[Dataset rows describing interfaces]
--- --- ---
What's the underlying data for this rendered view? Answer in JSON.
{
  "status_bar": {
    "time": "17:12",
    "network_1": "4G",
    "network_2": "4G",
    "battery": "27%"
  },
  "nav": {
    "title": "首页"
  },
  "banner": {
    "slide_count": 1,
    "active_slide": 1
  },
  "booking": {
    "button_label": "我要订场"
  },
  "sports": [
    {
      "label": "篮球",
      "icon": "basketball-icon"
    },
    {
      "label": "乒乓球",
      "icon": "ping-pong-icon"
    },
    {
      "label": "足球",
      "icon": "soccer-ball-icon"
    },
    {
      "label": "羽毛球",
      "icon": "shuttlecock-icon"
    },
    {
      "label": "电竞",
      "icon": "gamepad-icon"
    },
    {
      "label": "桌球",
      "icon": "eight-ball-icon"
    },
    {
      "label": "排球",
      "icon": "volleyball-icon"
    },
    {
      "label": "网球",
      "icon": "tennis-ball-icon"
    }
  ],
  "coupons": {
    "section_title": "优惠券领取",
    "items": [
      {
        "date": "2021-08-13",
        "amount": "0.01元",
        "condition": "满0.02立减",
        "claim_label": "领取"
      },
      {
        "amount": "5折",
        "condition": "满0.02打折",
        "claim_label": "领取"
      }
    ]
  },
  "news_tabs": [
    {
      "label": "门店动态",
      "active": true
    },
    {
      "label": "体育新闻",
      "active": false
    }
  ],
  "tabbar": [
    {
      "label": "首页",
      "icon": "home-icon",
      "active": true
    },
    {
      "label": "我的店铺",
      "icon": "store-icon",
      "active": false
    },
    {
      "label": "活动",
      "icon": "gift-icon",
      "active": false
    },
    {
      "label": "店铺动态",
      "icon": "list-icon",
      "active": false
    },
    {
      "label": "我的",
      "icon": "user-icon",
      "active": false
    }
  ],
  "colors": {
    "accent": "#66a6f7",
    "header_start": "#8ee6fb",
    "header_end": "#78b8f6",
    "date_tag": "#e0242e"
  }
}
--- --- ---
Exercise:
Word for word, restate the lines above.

Solution to this task:
What's the underlying data for this rendered view? Answer in JSON.
{
  "status_bar": {
    "time": "17:12",
    "network_1": "4G",
    "network_2": "4G",
    "battery": "27%"
  },
  "nav": {
    "title": "首页"
  },
  "banner": {
    "slide_count": 1,
    "active_slide": 1
  },
  "booking": {
    "button_label": "我要订场"
  },
  "sports": [
    {
      "label": "篮球",
      "icon": "basketball-icon"
    },
    {
      "label": "乒乓球",
      "icon": "ping-pong-icon"
    },
    {
      "label": "足球",
      "icon": "soccer-ball-icon"
    },
    {
      "label": "羽毛球",
      "icon": "shuttlecock-icon"
    },
    {
      "label": "电竞",
      "icon": "gamepad-icon"
    },
    {
      "label": "桌球",
      "icon": "eight-ball-icon"
    },
    {
      "label": "排球",
      "icon": "volleyball-icon"
    },
    {
      "label": "网球",
      "icon": "tennis-ball-icon"
    }
  ],
  "coupons": {
    "section_title": "优惠券领取",
    "items": [
      {
        "date": "2021-08-13",
        "amount": "0.01元",
        "condition": "满0.02立减",
        "claim_label": "领取"
      },
      {
        "amount": "5折",
        "condition": "满0.02打折",
        "claim_label": "领取"
      }
    ]
  },
  "news_tabs": [
    {
      "label": "门店动态",
      "active": true
    },
    {
      "label": "体育新闻",
      "active": false
    }
  ],
  "tabbar": [
    {
      "label": "首页",
      "icon": "home-icon",
      "active": true
    },
    {
      "label": "我的店铺",
      "icon": "store-icon",
      "active": false
    },
    {
      "label": "活动",
      "icon": "gift-icon",
      "active": false
    },
    {
      "label": "店铺动态",
      "icon": "list-icon",
      "active": false
    },
    {
      "label": "我的",
      "icon": "user-icon",
      "active": false
    }
  ],
  "colors": {
    "accent": "#66a6f7",
    "header_start": "#8ee6fb",
    "header_end": "#78b8f6",
    "date_tag": "#e0242e"
  }
}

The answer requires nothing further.